Problem statement:
All lines below must be repeated exactly, with the pictures omitted.
___
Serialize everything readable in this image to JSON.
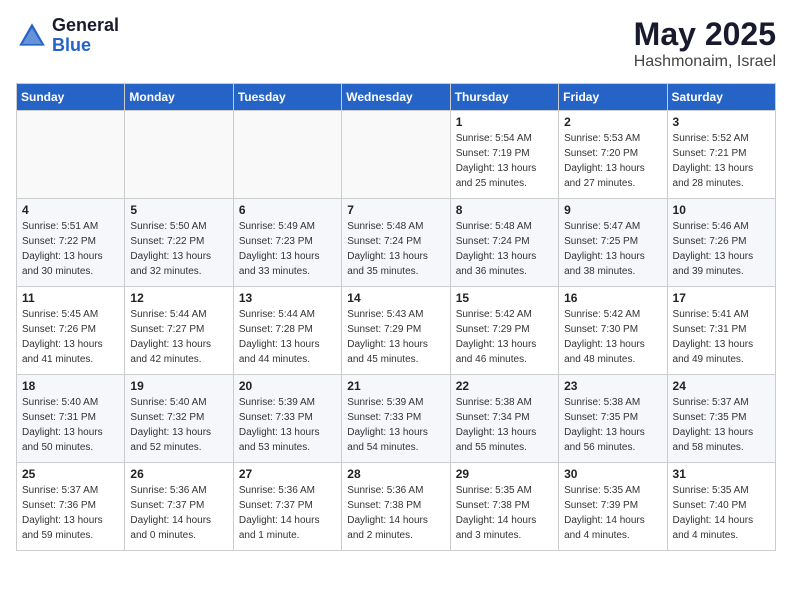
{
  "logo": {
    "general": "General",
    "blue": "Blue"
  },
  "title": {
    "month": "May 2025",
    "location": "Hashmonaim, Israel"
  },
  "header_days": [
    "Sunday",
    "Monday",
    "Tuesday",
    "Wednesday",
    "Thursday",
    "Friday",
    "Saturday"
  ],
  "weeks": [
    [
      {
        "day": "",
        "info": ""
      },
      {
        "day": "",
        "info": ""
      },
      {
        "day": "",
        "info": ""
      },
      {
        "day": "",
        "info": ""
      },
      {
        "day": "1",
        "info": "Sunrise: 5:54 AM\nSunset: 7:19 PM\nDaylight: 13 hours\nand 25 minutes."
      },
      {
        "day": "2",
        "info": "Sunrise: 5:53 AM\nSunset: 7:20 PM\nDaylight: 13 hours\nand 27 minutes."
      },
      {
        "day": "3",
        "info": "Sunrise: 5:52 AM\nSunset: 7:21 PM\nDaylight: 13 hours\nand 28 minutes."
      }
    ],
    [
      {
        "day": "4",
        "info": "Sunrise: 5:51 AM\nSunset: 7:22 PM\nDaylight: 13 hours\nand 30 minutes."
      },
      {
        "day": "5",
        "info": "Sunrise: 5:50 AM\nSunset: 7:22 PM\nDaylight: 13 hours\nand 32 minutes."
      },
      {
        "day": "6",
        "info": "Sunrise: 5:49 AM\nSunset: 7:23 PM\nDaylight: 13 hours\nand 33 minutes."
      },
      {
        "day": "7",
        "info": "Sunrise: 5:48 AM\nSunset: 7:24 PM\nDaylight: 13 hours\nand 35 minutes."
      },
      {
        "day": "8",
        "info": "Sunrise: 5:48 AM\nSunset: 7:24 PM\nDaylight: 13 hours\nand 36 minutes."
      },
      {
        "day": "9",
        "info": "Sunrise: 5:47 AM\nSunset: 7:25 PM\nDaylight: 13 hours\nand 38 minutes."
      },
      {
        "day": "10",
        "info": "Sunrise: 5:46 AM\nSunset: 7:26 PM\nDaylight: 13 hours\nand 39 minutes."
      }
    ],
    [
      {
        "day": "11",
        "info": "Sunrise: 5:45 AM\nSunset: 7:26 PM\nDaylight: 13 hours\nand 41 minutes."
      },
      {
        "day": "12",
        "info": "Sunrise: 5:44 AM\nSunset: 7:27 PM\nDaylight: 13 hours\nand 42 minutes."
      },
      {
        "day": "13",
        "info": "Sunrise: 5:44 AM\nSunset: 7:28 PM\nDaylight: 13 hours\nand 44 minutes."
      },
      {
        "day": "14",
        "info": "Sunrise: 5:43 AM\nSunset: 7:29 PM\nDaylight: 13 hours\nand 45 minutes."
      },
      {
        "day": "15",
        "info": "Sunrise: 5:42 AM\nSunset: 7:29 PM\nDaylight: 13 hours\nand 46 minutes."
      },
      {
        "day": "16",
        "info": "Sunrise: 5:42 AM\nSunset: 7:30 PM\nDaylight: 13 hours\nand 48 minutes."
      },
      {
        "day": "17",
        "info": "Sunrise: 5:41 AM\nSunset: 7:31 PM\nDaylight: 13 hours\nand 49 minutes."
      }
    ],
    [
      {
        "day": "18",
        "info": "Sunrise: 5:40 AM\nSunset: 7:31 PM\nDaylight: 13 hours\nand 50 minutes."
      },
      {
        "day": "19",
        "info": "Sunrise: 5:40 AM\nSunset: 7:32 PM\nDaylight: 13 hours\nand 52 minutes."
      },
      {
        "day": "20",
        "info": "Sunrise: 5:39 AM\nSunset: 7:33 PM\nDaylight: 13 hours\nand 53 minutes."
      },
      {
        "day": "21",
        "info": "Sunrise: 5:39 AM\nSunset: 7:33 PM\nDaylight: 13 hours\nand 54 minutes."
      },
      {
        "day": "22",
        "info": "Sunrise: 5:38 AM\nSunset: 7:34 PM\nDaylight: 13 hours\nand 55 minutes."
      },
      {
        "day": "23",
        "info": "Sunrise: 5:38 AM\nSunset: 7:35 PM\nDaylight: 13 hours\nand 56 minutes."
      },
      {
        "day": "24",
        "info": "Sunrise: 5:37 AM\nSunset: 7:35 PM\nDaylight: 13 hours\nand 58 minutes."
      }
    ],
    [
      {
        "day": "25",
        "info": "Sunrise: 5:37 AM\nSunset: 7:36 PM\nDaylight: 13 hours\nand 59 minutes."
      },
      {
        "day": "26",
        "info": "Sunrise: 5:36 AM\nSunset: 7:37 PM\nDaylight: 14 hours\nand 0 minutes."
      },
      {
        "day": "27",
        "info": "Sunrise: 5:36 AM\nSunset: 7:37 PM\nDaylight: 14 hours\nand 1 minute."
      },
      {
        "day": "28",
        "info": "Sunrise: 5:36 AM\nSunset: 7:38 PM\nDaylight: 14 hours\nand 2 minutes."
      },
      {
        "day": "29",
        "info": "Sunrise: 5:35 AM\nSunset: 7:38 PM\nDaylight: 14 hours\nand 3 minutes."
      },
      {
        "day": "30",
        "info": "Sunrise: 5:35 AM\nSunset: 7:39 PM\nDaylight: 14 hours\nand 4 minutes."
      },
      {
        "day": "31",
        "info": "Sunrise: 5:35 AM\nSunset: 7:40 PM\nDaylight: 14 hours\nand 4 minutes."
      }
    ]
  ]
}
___
Solution to this problem:
Serialize everything readable in this image to JSON.
{
  "logo": {
    "general": "General",
    "blue": "Blue"
  },
  "title": {
    "month": "May 2025",
    "location": "Hashmonaim, Israel"
  },
  "header_days": [
    "Sunday",
    "Monday",
    "Tuesday",
    "Wednesday",
    "Thursday",
    "Friday",
    "Saturday"
  ],
  "weeks": [
    [
      {
        "day": "",
        "info": ""
      },
      {
        "day": "",
        "info": ""
      },
      {
        "day": "",
        "info": ""
      },
      {
        "day": "",
        "info": ""
      },
      {
        "day": "1",
        "info": "Sunrise: 5:54 AM\nSunset: 7:19 PM\nDaylight: 13 hours\nand 25 minutes."
      },
      {
        "day": "2",
        "info": "Sunrise: 5:53 AM\nSunset: 7:20 PM\nDaylight: 13 hours\nand 27 minutes."
      },
      {
        "day": "3",
        "info": "Sunrise: 5:52 AM\nSunset: 7:21 PM\nDaylight: 13 hours\nand 28 minutes."
      }
    ],
    [
      {
        "day": "4",
        "info": "Sunrise: 5:51 AM\nSunset: 7:22 PM\nDaylight: 13 hours\nand 30 minutes."
      },
      {
        "day": "5",
        "info": "Sunrise: 5:50 AM\nSunset: 7:22 PM\nDaylight: 13 hours\nand 32 minutes."
      },
      {
        "day": "6",
        "info": "Sunrise: 5:49 AM\nSunset: 7:23 PM\nDaylight: 13 hours\nand 33 minutes."
      },
      {
        "day": "7",
        "info": "Sunrise: 5:48 AM\nSunset: 7:24 PM\nDaylight: 13 hours\nand 35 minutes."
      },
      {
        "day": "8",
        "info": "Sunrise: 5:48 AM\nSunset: 7:24 PM\nDaylight: 13 hours\nand 36 minutes."
      },
      {
        "day": "9",
        "info": "Sunrise: 5:47 AM\nSunset: 7:25 PM\nDaylight: 13 hours\nand 38 minutes."
      },
      {
        "day": "10",
        "info": "Sunrise: 5:46 AM\nSunset: 7:26 PM\nDaylight: 13 hours\nand 39 minutes."
      }
    ],
    [
      {
        "day": "11",
        "info": "Sunrise: 5:45 AM\nSunset: 7:26 PM\nDaylight: 13 hours\nand 41 minutes."
      },
      {
        "day": "12",
        "info": "Sunrise: 5:44 AM\nSunset: 7:27 PM\nDaylight: 13 hours\nand 42 minutes."
      },
      {
        "day": "13",
        "info": "Sunrise: 5:44 AM\nSunset: 7:28 PM\nDaylight: 13 hours\nand 44 minutes."
      },
      {
        "day": "14",
        "info": "Sunrise: 5:43 AM\nSunset: 7:29 PM\nDaylight: 13 hours\nand 45 minutes."
      },
      {
        "day": "15",
        "info": "Sunrise: 5:42 AM\nSunset: 7:29 PM\nDaylight: 13 hours\nand 46 minutes."
      },
      {
        "day": "16",
        "info": "Sunrise: 5:42 AM\nSunset: 7:30 PM\nDaylight: 13 hours\nand 48 minutes."
      },
      {
        "day": "17",
        "info": "Sunrise: 5:41 AM\nSunset: 7:31 PM\nDaylight: 13 hours\nand 49 minutes."
      }
    ],
    [
      {
        "day": "18",
        "info": "Sunrise: 5:40 AM\nSunset: 7:31 PM\nDaylight: 13 hours\nand 50 minutes."
      },
      {
        "day": "19",
        "info": "Sunrise: 5:40 AM\nSunset: 7:32 PM\nDaylight: 13 hours\nand 52 minutes."
      },
      {
        "day": "20",
        "info": "Sunrise: 5:39 AM\nSunset: 7:33 PM\nDaylight: 13 hours\nand 53 minutes."
      },
      {
        "day": "21",
        "info": "Sunrise: 5:39 AM\nSunset: 7:33 PM\nDaylight: 13 hours\nand 54 minutes."
      },
      {
        "day": "22",
        "info": "Sunrise: 5:38 AM\nSunset: 7:34 PM\nDaylight: 13 hours\nand 55 minutes."
      },
      {
        "day": "23",
        "info": "Sunrise: 5:38 AM\nSunset: 7:35 PM\nDaylight: 13 hours\nand 56 minutes."
      },
      {
        "day": "24",
        "info": "Sunrise: 5:37 AM\nSunset: 7:35 PM\nDaylight: 13 hours\nand 58 minutes."
      }
    ],
    [
      {
        "day": "25",
        "info": "Sunrise: 5:37 AM\nSunset: 7:36 PM\nDaylight: 13 hours\nand 59 minutes."
      },
      {
        "day": "26",
        "info": "Sunrise: 5:36 AM\nSunset: 7:37 PM\nDaylight: 14 hours\nand 0 minutes."
      },
      {
        "day": "27",
        "info": "Sunrise: 5:36 AM\nSunset: 7:37 PM\nDaylight: 14 hours\nand 1 minute."
      },
      {
        "day": "28",
        "info": "Sunrise: 5:36 AM\nSunset: 7:38 PM\nDaylight: 14 hours\nand 2 minutes."
      },
      {
        "day": "29",
        "info": "Sunrise: 5:35 AM\nSunset: 7:38 PM\nDaylight: 14 hours\nand 3 minutes."
      },
      {
        "day": "30",
        "info": "Sunrise: 5:35 AM\nSunset: 7:39 PM\nDaylight: 14 hours\nand 4 minutes."
      },
      {
        "day": "31",
        "info": "Sunrise: 5:35 AM\nSunset: 7:40 PM\nDaylight: 14 hours\nand 4 minutes."
      }
    ]
  ]
}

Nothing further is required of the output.